Price’s policy on the use of enhancements led to speculation in the media over the past few months that several men charged with the murder of a toddler during a rolling gun battle on I-880 two years ago wouldn’t face the longest possible prison terms if convicted.
Ultimately, Price’s office charged two men with the murder of 23-month-old Jasper Wu and added gang enhancements that could result in 265 years to life and 175 years to life sentences.
Grisham, the East Oakland resident who is helping organize the recall campaign, became an advocate for victim’s rights after her son Christopher LaVell Jones was fatally shot and his sister was wounded outside their home on Dec. 31, 2010. The Oakland police identified suspects but never made an arrest, citing a lack of evidence.
Grisham has supported the family of Jasper Wu, the toddler who was killed in 2021. She spoke out against Price’s approach to a case involving a 32-year-old man, Delonzo Logwood, who was previously charged by then-District Attorney O’Malley with the killing of three people in 2008 when he was 18 years old.

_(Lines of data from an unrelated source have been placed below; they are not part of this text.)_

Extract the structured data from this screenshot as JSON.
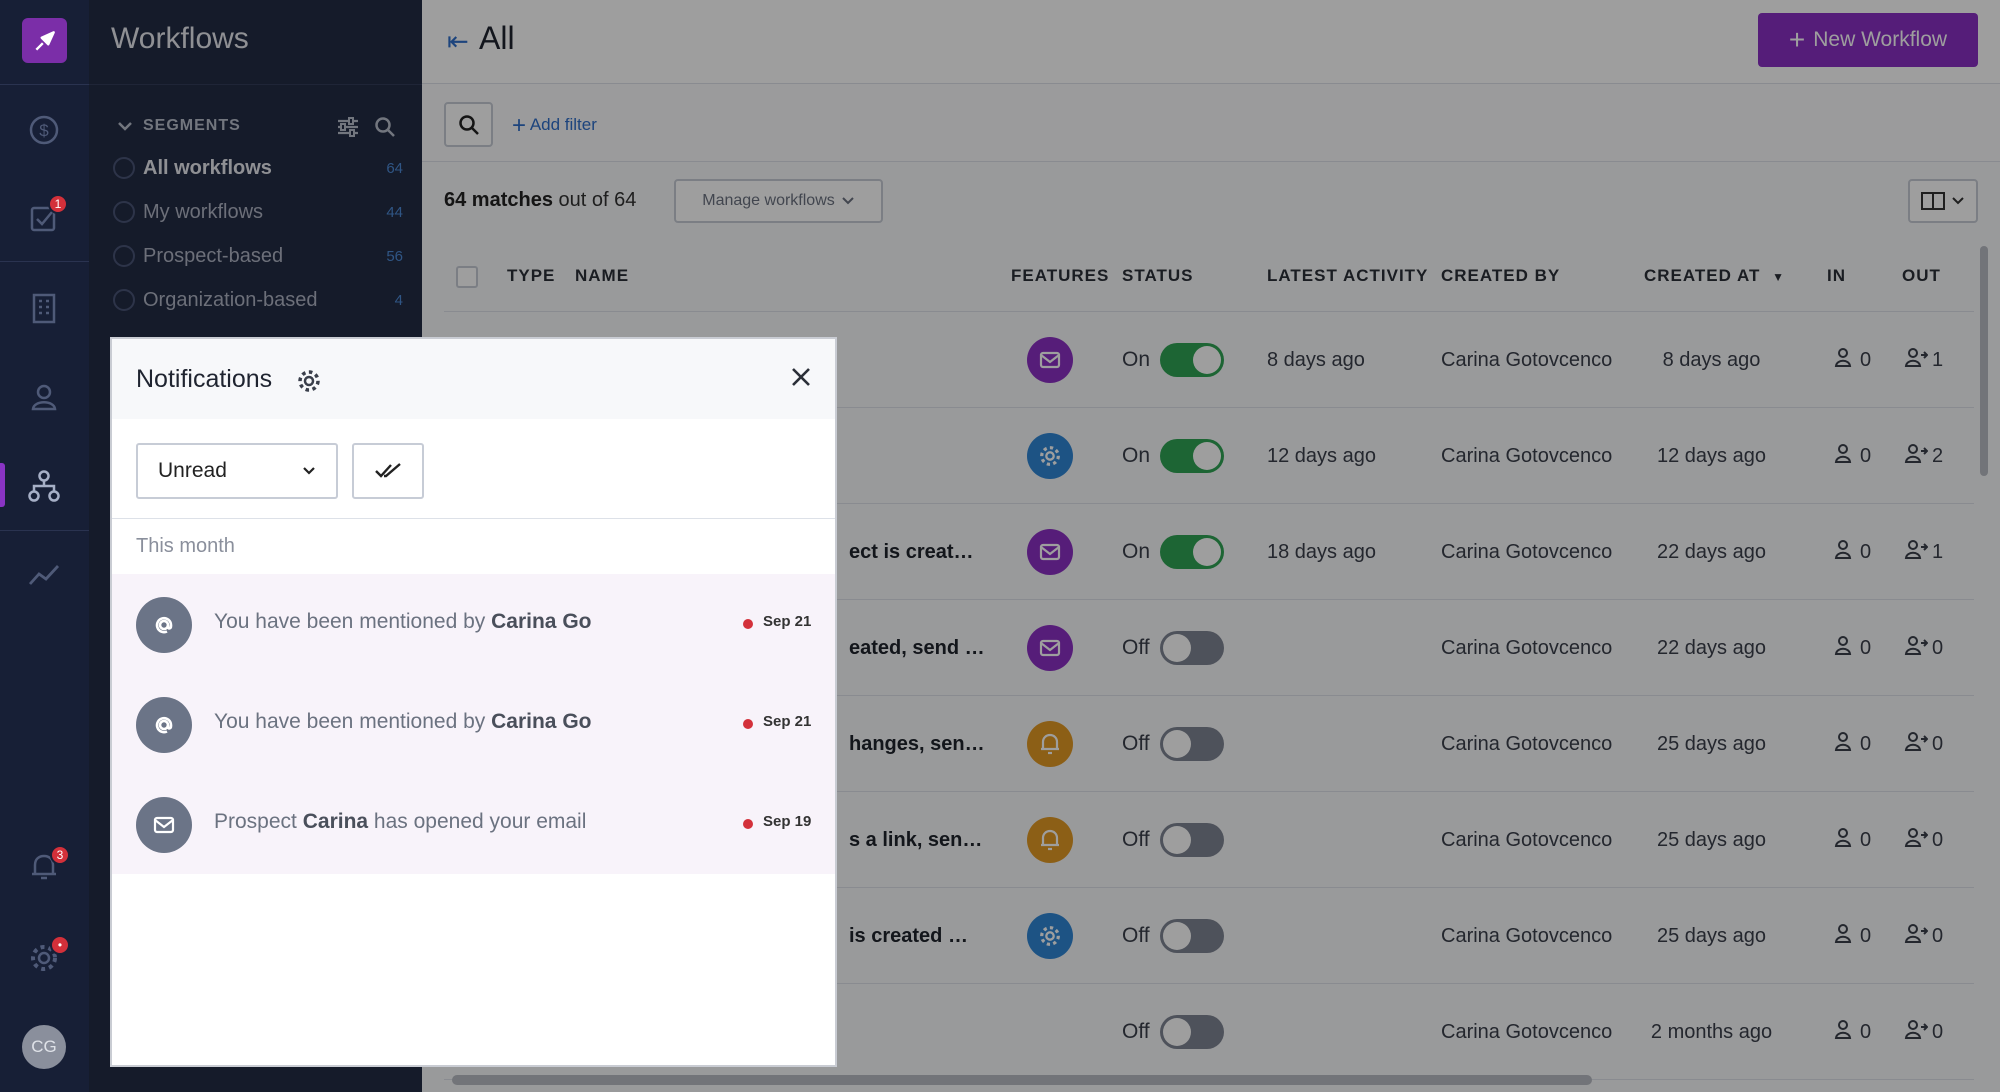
{
  "rail": {
    "avatar_initials": "CG",
    "tasks_badge": "1",
    "notifications_badge": "3",
    "settings_badge": "•"
  },
  "sidebar": {
    "title": "Workflows",
    "segments_header": "SEGMENTS",
    "segments": [
      {
        "label": "All workflows",
        "count": "64",
        "active": true
      },
      {
        "label": "My workflows",
        "count": "44",
        "active": false
      },
      {
        "label": "Prospect-based",
        "count": "56",
        "active": false
      },
      {
        "label": "Organization-based",
        "count": "4",
        "active": false
      }
    ]
  },
  "main": {
    "title": "All",
    "new_button": "New Workflow",
    "add_filter": "Add filter",
    "matches_count": "64 matches",
    "matches_suffix": "out of 64",
    "manage_button": "Manage workflows",
    "columns": {
      "type": "TYPE",
      "name": "NAME",
      "features": "FEATURES",
      "status": "STATUS",
      "latest_activity": "LATEST ACTIVITY",
      "created_by": "CREATED BY",
      "created_at": "CREATED AT",
      "in": "IN",
      "out": "OUT"
    },
    "rows": [
      {
        "name": "",
        "feature": "mail",
        "status": "On",
        "on": true,
        "latest": "8 days ago",
        "by": "Carina Gotovcenco",
        "at": "8 days ago",
        "in": "0",
        "out": "1"
      },
      {
        "name": "",
        "feature": "gear",
        "status": "On",
        "on": true,
        "latest": "12 days ago",
        "by": "Carina Gotovcenco",
        "at": "12 days ago",
        "in": "0",
        "out": "2"
      },
      {
        "name": "ect is creat…",
        "feature": "mail",
        "status": "On",
        "on": true,
        "latest": "18 days ago",
        "by": "Carina Gotovcenco",
        "at": "22 days ago",
        "in": "0",
        "out": "1"
      },
      {
        "name": "eated, send …",
        "feature": "mail",
        "status": "Off",
        "on": false,
        "latest": "",
        "by": "Carina Gotovcenco",
        "at": "22 days ago",
        "in": "0",
        "out": "0"
      },
      {
        "name": "hanges, sen…",
        "feature": "bell",
        "status": "Off",
        "on": false,
        "latest": "",
        "by": "Carina Gotovcenco",
        "at": "25 days ago",
        "in": "0",
        "out": "0"
      },
      {
        "name": "s a link, sen…",
        "feature": "bell",
        "status": "Off",
        "on": false,
        "latest": "",
        "by": "Carina Gotovcenco",
        "at": "25 days ago",
        "in": "0",
        "out": "0"
      },
      {
        "name": "is created …",
        "feature": "gear",
        "status": "Off",
        "on": false,
        "latest": "",
        "by": "Carina Gotovcenco",
        "at": "25 days ago",
        "in": "0",
        "out": "0"
      },
      {
        "name": "",
        "feature": "",
        "status": "Off",
        "on": false,
        "latest": "",
        "by": "Carina Gotovcenco",
        "at": "2 months ago",
        "in": "0",
        "out": "0"
      }
    ]
  },
  "notifications": {
    "title": "Notifications",
    "filter_value": "Unread",
    "section": "This month",
    "items": [
      {
        "icon": "at",
        "pre": "You have been mentioned by ",
        "bold": "Carina Go",
        "post": "",
        "date": "Sep 21"
      },
      {
        "icon": "at",
        "pre": "You have been mentioned by ",
        "bold": "Carina Go",
        "post": "",
        "date": "Sep 21"
      },
      {
        "icon": "mail",
        "pre": "Prospect ",
        "bold": "Carina",
        "post": " has opened your email",
        "date": "Sep 19"
      }
    ]
  },
  "colors": {
    "brand": "#8a2fc4",
    "toggle_on": "#2fa454",
    "feature_purple": "#8c2fc3",
    "feature_blue": "#2f86d6",
    "feature_orange": "#e39a25",
    "unread_dot": "#d3303a"
  }
}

Logwood was arrested in 2009 and incarcerated since then while he fought the charges in the triple homicide case.
Price inherited the Logwood case and decided to seek reduced charges against Logwood. She cited the complexity of the case and the difficulty of successfully prosecuting the three murder charges. Logwood was sentenced earlier today to voluntary manslaughter and could be released in two years after accounting for time served, according to the East Bay Times.
Carl Chan, another driver of the recall effort, is a local real estate agent and a longtime advocate for Oakland Chinatown. He has been the president of the Oakland Chinatown Chamber of Commerce since the early 2000s. During the pandemic, he spoke out against the perceived rise in hate crimes against Asian Americans and was himself attacked in 2021 in what he said was a racially biased incident. District Attorney Nancy O’Malley’s office ultimately dropped the hate crime charges against Chan’s assailant, who, according to the public defender’s office, was suffering a mental health crisis at the time of the assault.
Chan has asked city and state leaders for years to grow the Oakland Police Department and devote more police resources to Chinatown and other neighborhoods where businesses and residents have been subjected to violent robberies and other crimes.
Chan has campaigned against criminal justice reforms similar to those Price is trying to implement in Alameda County. They include a 2021 state bill that reduced the charges for certain robberies—not involving a weapon, and resulting in the loss of under $950—from felonies to misdemeanors, and a slew of recommendations made by an Oakland city commission two years ago to shrink the role of the police in the Oakland’s public safety system.
Philip Dreyfuss, the third member of the new recall group, is a partner at Farallon Capital, a San Francisco hedge fund. Dreyfuss was among the top donors to the successful recall campaign against San Francisco District Attorney Chesa Boudin in 2022, a list that included real estate corporations, real estate lobbying groups, and tech investors.
Just how a recall campaign will work in Alameda County isn’t clear. Monday’s filing serves only as a notice that some of Price’s critics have organized and plan to start raising money. They must still gather signatures of registered voters—likely over 100,000, but the county elections office has yet to determine the amount—in order to qualify the recall for an upcoming election. Doing so could cost millions of dollars because recalls of elected officials in large counties like Alameda usually require employing paid signature gatherers.